WORK INSTRUCTION: Below, find each line holding "date" and state how many there are, using the number alone.

────────

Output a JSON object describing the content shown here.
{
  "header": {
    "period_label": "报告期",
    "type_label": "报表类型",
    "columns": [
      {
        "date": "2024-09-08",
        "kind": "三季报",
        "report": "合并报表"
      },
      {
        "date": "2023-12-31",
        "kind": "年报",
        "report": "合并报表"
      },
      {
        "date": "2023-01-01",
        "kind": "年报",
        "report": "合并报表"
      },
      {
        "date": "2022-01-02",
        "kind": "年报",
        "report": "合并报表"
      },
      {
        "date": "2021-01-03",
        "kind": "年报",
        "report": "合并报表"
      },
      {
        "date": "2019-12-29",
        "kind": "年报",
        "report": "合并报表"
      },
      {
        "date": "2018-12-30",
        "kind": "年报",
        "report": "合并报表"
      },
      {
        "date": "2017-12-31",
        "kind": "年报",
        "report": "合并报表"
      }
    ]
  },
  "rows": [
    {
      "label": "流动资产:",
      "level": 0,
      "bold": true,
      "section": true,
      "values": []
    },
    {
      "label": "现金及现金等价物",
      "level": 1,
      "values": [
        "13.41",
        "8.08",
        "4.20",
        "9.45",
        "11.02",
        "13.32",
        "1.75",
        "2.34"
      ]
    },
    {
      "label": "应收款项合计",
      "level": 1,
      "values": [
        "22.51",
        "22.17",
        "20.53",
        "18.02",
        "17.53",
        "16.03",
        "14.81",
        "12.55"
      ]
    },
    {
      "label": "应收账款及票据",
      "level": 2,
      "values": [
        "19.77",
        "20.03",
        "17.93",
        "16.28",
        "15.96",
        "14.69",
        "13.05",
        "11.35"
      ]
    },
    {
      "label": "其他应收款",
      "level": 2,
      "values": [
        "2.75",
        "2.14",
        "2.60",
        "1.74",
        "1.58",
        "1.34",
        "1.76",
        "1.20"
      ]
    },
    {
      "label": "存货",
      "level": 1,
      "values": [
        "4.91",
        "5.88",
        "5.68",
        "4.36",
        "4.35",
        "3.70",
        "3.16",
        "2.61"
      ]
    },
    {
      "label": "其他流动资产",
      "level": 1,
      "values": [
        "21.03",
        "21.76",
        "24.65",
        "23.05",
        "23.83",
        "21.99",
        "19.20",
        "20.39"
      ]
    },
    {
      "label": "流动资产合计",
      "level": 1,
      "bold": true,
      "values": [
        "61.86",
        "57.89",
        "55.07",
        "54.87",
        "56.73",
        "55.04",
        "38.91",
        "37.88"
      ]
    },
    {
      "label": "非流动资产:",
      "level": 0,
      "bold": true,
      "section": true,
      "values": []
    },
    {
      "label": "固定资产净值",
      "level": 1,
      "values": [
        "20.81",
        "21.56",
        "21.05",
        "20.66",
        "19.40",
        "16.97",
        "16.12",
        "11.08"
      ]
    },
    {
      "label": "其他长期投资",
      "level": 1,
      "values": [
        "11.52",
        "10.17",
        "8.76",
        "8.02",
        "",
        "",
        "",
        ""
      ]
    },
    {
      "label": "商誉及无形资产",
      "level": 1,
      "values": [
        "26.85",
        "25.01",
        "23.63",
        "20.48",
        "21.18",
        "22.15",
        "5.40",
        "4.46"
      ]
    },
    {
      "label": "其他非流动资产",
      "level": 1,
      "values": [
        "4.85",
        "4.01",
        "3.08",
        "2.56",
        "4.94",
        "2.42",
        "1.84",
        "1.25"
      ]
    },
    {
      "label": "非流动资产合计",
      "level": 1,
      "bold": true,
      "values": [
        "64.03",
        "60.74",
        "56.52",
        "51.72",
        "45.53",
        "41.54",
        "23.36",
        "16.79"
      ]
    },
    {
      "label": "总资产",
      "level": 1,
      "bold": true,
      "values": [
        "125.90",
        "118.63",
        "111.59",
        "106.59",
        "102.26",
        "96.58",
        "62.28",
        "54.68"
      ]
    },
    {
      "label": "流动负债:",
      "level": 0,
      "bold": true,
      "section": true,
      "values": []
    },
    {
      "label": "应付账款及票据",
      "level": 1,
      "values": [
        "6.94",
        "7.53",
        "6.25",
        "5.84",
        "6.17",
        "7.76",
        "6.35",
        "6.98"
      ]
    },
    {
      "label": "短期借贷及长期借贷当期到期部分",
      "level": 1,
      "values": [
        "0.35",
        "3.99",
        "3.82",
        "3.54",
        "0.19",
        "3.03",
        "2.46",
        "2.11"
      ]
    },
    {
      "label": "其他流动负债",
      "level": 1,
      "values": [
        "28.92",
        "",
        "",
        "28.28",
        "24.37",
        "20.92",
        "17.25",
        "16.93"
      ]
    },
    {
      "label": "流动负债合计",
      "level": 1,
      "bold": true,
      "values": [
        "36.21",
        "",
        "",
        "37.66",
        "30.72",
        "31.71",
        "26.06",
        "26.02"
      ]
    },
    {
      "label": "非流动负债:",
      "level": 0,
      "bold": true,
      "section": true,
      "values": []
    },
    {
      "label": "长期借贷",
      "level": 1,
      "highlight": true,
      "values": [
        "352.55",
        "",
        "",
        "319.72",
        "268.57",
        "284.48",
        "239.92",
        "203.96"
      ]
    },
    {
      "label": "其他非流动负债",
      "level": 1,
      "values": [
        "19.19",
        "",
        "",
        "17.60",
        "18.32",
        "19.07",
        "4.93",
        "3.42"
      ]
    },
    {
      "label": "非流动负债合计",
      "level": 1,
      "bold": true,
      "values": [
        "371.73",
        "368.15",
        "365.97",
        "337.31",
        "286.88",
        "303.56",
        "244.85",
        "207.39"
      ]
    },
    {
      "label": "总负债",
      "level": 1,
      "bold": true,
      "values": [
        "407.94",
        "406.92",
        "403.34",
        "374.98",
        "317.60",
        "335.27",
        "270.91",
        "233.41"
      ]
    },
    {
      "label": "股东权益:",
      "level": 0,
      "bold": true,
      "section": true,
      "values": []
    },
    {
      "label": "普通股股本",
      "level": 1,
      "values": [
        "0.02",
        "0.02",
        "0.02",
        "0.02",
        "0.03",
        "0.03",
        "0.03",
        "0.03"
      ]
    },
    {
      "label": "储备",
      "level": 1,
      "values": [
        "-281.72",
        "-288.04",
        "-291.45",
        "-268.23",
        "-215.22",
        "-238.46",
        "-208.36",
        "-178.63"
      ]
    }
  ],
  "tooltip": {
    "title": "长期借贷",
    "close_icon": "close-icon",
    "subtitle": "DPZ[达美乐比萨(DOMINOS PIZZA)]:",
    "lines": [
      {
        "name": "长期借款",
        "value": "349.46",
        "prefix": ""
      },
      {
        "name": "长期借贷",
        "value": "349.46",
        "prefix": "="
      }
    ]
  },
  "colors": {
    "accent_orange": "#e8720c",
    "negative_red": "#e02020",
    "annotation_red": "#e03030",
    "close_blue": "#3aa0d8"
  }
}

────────

RESULT: 8